No doubt, Walmart was earnest, if misguided, in its attempts to affirm the value of its Black customers with its “Celebration Edition: Juneteenth Ice Cream,” party decorations, T-shirts and other products covered with images of the African continent and the colors — red, black and green — long associated with the Black Liberation Movement in the U.S.
After receiving backlash on social media, where many called out the company for appropriating Black culture, having a white woman model Juneteenth T-shirts and failing to acknowledge Black-owned ice cream brands, the company issued an apology and recalled several items. Of course, what happened wasn’t entirely surprising. Last year, when Juneteenth became a federal holiday many in Black communities predicted that it would turn into another moment for large corporations to make money. But when you look at the packaging of the company’s Juneteenth items, it highlights just how out of touch white-owned corporations continue to be when it comes to the nuances of Black people’s life experiences.
While there have been generations of Black Americans organizing efforts to establish a Juneteenth holiday, Walmart’s products are not what many of us had in mind.
On the surface, Walmart’s ice cream and other items seem an innocuous highlighting of global Blackness or, more specifically, Pan-Africanism, an important and historically popular strain of Black thought that has sought to align the struggles of Black Americans with those throughout the diaspora. Leading Black intellectuals and activists of the early 20th century, like W.E.B Du Bois and Marcus Garvey, promoted Pan-Africanism as part of the Black Liberation Movement in a concerted effort to link the fates of Black folk around the globe.
But Juneteenth is not a Pan-African holiday, and for the record, neither is Kwanzaa, however the latter might signal an intended affinity for West African culture. Juneteenth has long been a meaningful celebration that marks the moment when enslaved Black people in Galveston, Texas, found out they were freed in 1865 — more than two years after President Abraham Lincoln’s emancipation proclamation. Like the practice of “jumping the broom,” a gesture that enslaved Black Americans in the South did to symbolize their marriages, Juneteenth is an example of a Black American tradition that existed well before it was “legitimized” by white American society.
While many in the African American community choose to incorporate the colors red, black and green in their celebrations of the annual holiday, the colors of the Juneteenth flag are red, white and blue on purpose. It is meant to signify the belonging of Black Americans in the fabric of the U.S.
To be sure, while there have been generations of Black Americans organizing efforts to establish a Juneteenth holiday, Walmart’s products are not what many of us had in mind.
The reality is that it is simply easier for white Americans to conflate aspects of the Black community than to do the hard work of specificity.
But in the aftermath of international protests following the police killings of George Floyd and Breonna Taylor in 2020, and calls for companies to be more racially equitable, this year’s federally recognized Juneteenth was low-hanging fruit for companies to flex how racially aware they’ve become.

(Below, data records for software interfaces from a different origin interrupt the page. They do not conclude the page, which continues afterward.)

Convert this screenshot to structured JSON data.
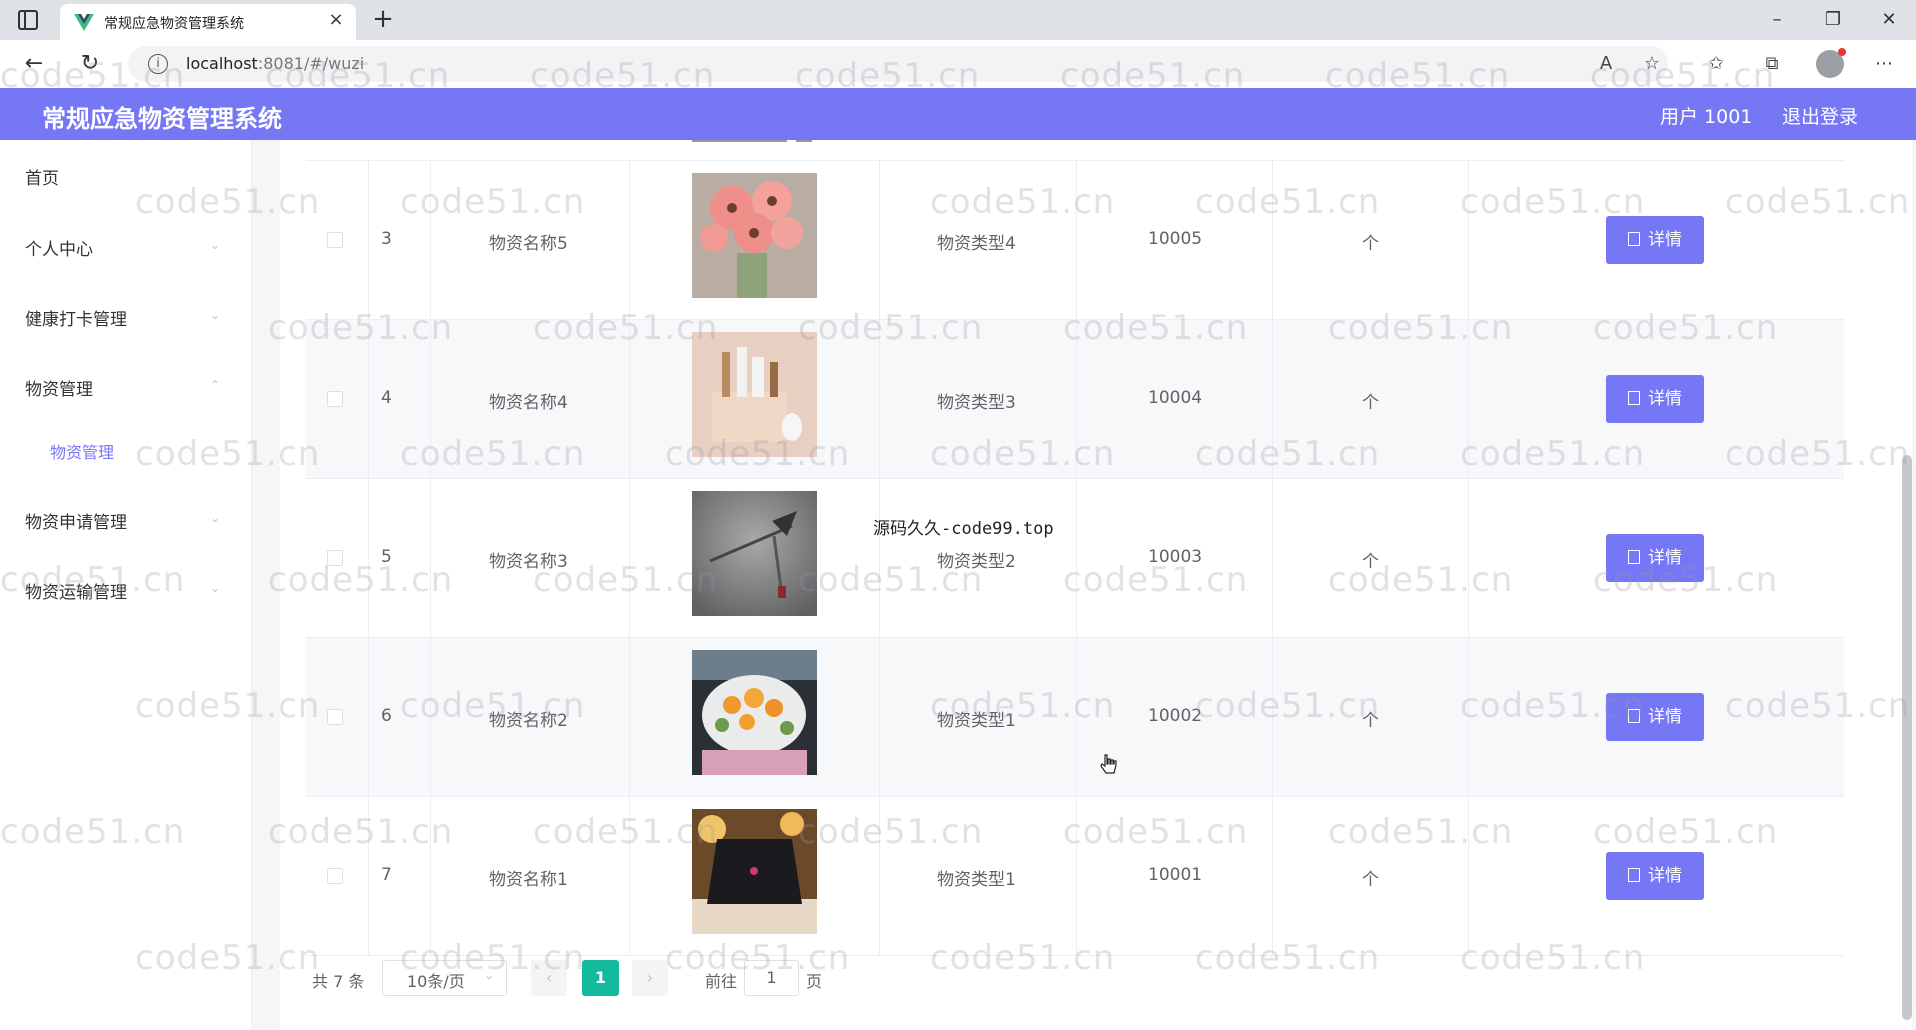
{
  "browser": {
    "tab_title": "常规应急物资管理系统",
    "url_host": "localhost",
    "url_rest": ":8081/#/wuzi"
  },
  "header": {
    "title": "常规应急物资管理系统",
    "user": "用户 1001",
    "logout": "退出登录"
  },
  "sidebar": {
    "items": [
      {
        "label": "首页"
      },
      {
        "label": "个人中心"
      },
      {
        "label": "健康打卡管理"
      },
      {
        "label": "物资管理"
      },
      {
        "label": "物资管理"
      },
      {
        "label": "物资申请管理"
      },
      {
        "label": "物资运输管理"
      }
    ]
  },
  "table": {
    "detail_label": "详情",
    "rows": [
      {
        "index": "3",
        "name": "物资名称5",
        "type": "物资类型4",
        "code": "10005",
        "unit": "个"
      },
      {
        "index": "4",
        "name": "物资名称4",
        "type": "物资类型3",
        "code": "10004",
        "unit": "个"
      },
      {
        "index": "5",
        "name": "物资名称3",
        "type": "物资类型2",
        "code": "10003",
        "unit": "个"
      },
      {
        "index": "6",
        "name": "物资名称2",
        "type": "物资类型1",
        "code": "10002",
        "unit": "个"
      },
      {
        "index": "7",
        "name": "物资名称1",
        "type": "物资类型1",
        "code": "10001",
        "unit": "个"
      }
    ]
  },
  "overlay_text": "源码久久-code99.top",
  "pagination": {
    "total": "共 7 条",
    "page_size": "10条/页",
    "current_page": "1",
    "goto_label": "前往",
    "goto_value": "1",
    "page_suffix": "页"
  },
  "watermark": "code51.cn",
  "colors": {
    "accent": "#7577f5",
    "pager_active": "#13ba9b"
  }
}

Yet, two years after the deaths of Floyd and Taylor, the momentum to implement meaningful changes has slowed.
Part of what meaningful changes look like is hiring more people of color at the top level. Usually, when a racially insensitive gaffe like Walmart’s happens, one of the first questions to come up is, “Was there not one Black person in the room to say this was a bad idea?” But perhaps a better question is, “How many Black people were in the room when this decision was made?” After all, we are not monolithic. What may seem like a good idea to one of us could be seen as clearly bad to another. But it’s hard to have those types of discussions if you’re the only one or just one of a very few in the decision-making process.
The reality is that it is simply easier for white Americans to conflate aspects of the Black community than to do the hard work of specificity. The whole debacle reminded me of what has become a bit of an inside joke for some Black folk: the number of times that Black celebrities have been mistaken for each other in mainstream media. Innocent as such gaffes may be, the long-held belief that “they all look alike” reveals a worldview in which Black people and Black things are interchangeable.
The anti-Blackness of the 1921 Tulsa Race massacre cannot be easily mapped onto the violence that erupted in Watts in 1965. The 2015 mass killings that occurred at Mother Emanuel in Charleston can’t be easily interchanged with the mass killings that happened in a Buffalo supermarket last week. And certainly the Transatlantic Slave Trade, which violently disrupted the family and cultural life of so many African nations, cannot be reduced to a “celebration” for one segment of that diaspora in the United States. To do so is not only thoughtless and insensitive but is an act of symbolic violence against the experiences of so many people of African descent around the world.